Review of: The Cage by Megan Shepherd
Genre: YA, Sci-fi
Cora Mason is headed to a ski lodge with her brother, where she hopes that their divorced parents will be able to keep it together just long enough to have a pleasant holiday together, like a real family should. The daughter of a politician, she has been warned and coached about what to do in a kidnapping situation, but all of that information doesn’t really seem relevant when she wakes up in the middle of a desert. Even more puzzling is the variety in terrain around her, and the 5 other young people who are just as startled to be there as she is. What exactly happened? As Cora attempts to unravel the mystery of how she ended up away from her family and in this bizarre environment, she comes to the bone-chilling conclusion that they are being held in an elaborate human zoo. The revelation that they are not even on earth any more, and being held hostage by aliens seals her determination to leave, one way or another. She wants nothing more than to escape, but her companions seem all too willing to settle into the sham of a life laid out before them. Her jailer, Cassian, is the only one who might be able to help her, but will she be able to leave her companions to their own devices, even at the price of her own freedom?
A few months ago I read The Madman’s Daughter series, by Megan Shepherd (read my review of it here). I enjoyed it quite enough to snap up The Cage, when I realized the author was one and the same.

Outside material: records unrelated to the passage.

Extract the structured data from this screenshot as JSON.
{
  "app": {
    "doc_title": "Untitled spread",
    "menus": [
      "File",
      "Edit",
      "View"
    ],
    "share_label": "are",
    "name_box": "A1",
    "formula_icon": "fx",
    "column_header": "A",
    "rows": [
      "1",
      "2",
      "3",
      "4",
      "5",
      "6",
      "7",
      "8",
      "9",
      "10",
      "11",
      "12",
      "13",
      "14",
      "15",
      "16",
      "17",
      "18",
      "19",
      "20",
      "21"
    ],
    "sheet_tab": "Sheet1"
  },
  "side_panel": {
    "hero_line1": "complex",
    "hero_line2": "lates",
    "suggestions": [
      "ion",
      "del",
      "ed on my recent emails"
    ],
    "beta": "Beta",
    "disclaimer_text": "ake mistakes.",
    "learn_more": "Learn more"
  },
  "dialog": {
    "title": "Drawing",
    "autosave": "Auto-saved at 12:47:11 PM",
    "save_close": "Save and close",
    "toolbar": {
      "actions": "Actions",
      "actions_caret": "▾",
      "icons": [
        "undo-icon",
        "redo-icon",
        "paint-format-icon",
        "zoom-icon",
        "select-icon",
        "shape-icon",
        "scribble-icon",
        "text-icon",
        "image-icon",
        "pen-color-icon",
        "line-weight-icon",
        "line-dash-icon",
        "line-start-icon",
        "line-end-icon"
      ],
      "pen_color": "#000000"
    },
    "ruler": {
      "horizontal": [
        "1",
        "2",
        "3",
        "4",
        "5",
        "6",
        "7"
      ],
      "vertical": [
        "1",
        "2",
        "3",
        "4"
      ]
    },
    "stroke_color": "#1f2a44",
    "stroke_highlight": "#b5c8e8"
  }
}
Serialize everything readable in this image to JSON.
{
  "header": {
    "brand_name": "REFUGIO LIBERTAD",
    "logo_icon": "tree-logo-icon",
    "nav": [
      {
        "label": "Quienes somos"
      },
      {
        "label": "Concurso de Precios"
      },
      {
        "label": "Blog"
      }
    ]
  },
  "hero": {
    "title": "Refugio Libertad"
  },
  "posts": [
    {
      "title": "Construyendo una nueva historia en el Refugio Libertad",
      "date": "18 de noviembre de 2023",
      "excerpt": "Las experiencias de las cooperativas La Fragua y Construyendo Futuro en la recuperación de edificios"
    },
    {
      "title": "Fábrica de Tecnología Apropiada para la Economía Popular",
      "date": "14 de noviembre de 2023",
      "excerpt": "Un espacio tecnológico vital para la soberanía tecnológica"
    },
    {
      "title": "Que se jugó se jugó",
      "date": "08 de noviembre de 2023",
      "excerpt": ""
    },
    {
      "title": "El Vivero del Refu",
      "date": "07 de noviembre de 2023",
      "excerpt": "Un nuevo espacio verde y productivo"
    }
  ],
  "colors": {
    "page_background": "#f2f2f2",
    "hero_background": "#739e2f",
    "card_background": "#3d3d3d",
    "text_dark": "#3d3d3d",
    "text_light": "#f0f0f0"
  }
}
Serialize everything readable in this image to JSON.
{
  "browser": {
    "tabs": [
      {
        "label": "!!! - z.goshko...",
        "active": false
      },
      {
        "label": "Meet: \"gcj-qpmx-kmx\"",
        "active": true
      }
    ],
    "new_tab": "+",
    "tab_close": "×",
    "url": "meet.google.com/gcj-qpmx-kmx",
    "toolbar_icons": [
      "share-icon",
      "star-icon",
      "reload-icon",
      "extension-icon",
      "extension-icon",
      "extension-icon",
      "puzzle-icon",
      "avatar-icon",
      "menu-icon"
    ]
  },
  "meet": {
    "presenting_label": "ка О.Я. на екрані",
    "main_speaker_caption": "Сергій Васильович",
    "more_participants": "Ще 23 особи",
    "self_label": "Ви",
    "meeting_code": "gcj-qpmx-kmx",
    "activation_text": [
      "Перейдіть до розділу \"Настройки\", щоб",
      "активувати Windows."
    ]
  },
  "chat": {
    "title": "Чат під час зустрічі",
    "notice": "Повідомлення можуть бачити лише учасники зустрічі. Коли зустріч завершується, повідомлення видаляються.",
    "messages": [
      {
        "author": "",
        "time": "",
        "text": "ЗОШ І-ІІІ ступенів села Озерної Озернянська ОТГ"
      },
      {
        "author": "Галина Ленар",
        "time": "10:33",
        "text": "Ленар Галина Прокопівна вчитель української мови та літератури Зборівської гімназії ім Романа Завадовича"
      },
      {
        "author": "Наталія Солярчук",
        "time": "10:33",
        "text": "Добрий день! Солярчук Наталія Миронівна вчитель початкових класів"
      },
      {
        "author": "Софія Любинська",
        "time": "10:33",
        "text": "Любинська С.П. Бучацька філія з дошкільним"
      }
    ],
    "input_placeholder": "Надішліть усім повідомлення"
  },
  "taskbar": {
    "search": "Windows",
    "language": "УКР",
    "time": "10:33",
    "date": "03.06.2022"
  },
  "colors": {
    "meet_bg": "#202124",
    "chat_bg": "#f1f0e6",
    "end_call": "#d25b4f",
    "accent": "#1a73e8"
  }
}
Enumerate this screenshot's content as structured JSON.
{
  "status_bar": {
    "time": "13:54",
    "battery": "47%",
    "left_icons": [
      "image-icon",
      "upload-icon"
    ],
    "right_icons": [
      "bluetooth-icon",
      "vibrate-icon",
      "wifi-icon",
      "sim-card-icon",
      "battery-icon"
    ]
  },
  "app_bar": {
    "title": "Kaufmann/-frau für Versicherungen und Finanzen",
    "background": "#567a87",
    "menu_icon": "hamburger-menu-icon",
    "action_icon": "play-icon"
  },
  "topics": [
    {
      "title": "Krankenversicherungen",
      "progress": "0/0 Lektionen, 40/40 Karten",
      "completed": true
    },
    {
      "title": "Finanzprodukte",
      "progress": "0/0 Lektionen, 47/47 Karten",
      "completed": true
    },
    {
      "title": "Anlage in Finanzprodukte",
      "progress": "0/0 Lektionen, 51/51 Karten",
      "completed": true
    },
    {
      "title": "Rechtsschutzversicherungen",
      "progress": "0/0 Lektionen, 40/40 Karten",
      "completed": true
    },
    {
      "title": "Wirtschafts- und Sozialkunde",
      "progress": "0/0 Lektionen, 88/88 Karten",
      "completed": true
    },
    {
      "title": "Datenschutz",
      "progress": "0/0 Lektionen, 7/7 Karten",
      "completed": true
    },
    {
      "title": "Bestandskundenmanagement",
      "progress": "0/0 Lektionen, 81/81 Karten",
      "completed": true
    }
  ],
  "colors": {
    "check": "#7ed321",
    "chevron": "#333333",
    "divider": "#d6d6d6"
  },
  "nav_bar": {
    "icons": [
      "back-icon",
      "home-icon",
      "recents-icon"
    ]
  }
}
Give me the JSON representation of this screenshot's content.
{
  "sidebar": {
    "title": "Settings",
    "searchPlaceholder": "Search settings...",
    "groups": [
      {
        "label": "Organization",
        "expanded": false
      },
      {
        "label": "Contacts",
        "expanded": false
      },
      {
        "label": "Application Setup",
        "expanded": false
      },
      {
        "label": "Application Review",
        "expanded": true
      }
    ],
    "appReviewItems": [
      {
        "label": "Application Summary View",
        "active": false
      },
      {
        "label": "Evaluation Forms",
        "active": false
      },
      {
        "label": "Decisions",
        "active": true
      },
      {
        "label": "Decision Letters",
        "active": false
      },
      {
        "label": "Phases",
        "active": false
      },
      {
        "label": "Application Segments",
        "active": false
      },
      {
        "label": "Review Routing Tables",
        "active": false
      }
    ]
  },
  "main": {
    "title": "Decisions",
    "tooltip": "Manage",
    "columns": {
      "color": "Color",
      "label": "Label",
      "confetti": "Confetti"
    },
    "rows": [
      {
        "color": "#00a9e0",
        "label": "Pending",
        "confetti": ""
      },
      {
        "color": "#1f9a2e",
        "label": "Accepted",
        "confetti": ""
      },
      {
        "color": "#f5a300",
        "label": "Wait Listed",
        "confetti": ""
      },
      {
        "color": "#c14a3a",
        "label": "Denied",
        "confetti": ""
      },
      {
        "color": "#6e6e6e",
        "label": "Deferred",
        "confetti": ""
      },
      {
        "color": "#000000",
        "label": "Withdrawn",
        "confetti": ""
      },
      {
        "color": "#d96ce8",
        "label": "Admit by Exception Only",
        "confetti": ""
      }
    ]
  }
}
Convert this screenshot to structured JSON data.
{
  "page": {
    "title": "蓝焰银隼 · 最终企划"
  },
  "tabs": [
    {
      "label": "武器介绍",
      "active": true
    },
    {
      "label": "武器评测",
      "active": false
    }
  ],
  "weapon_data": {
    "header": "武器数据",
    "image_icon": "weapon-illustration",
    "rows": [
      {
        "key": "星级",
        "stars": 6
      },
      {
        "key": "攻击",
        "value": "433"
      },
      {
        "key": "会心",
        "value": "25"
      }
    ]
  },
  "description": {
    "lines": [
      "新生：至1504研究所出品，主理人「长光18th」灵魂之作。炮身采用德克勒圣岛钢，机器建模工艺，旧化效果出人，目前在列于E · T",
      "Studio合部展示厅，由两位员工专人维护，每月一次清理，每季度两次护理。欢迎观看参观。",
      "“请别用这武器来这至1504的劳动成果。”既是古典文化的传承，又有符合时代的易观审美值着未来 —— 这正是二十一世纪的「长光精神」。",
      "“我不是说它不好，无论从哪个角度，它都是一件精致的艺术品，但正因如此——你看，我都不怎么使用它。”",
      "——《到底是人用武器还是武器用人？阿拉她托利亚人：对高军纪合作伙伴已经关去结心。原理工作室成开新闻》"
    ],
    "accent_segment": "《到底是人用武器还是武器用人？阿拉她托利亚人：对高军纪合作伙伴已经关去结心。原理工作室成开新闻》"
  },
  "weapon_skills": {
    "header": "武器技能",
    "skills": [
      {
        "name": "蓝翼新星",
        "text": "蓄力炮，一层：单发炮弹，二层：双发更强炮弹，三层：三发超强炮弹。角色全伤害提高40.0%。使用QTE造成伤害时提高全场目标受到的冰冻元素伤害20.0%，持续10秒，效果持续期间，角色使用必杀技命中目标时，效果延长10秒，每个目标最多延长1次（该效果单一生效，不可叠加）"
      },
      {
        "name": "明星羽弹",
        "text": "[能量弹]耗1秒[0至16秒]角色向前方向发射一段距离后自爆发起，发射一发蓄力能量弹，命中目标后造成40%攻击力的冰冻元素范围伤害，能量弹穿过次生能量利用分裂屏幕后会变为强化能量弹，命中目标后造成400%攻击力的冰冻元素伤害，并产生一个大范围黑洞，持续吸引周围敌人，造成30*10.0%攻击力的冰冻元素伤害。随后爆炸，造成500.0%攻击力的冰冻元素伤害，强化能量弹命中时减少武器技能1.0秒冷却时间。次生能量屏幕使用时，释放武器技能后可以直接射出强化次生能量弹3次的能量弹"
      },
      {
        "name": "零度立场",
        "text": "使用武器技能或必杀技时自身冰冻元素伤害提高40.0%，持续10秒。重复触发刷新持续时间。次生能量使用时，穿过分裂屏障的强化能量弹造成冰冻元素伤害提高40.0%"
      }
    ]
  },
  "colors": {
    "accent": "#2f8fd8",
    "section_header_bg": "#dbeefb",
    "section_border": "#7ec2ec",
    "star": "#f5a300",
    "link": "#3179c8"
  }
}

That said, one can’t really fairly compare The Madman’s Daughter and The Cage because they are completely different books in different genres. I do really enjoy Shepherd’s writing style, and that is true of both books.
Moving on to the direct review of this book… I’ve said it before, I’ll say it again, I don’t usually read much sci-fi. I think I should read more, because I always enjoy it. Cora was a good character. She made a lot of sense, and the story fit nicely around her. Throughout the course of the book though, the viewpoint flips from character to character, going through 5 in all. That messed with the continuity for me. I would be whizzing through a chapter, getting more and more confused, only to belatedly realize that it was from a different character’s viewpoint.
I didn’t dislike the other characters, I just think the story would have worked better with a little more continuity.
Besides that mini-gripe, I really appreciated this book. It had a lively pace, and plenty of plot twists. The ending especially threw me for a loop, and placed this book well outside the arena of predictable YA novels.
I’m sure it’s the first in the series–a fact made doubly difficult by the fact that it only just came out, so any sequel will be at least a year away. Guess we have books to look forward to!
If you’re a fan of YA fiction, especially the Dystopian/Sci-fi genres, definitely give this book a whirl!
My rating: 4 out of 5 stars.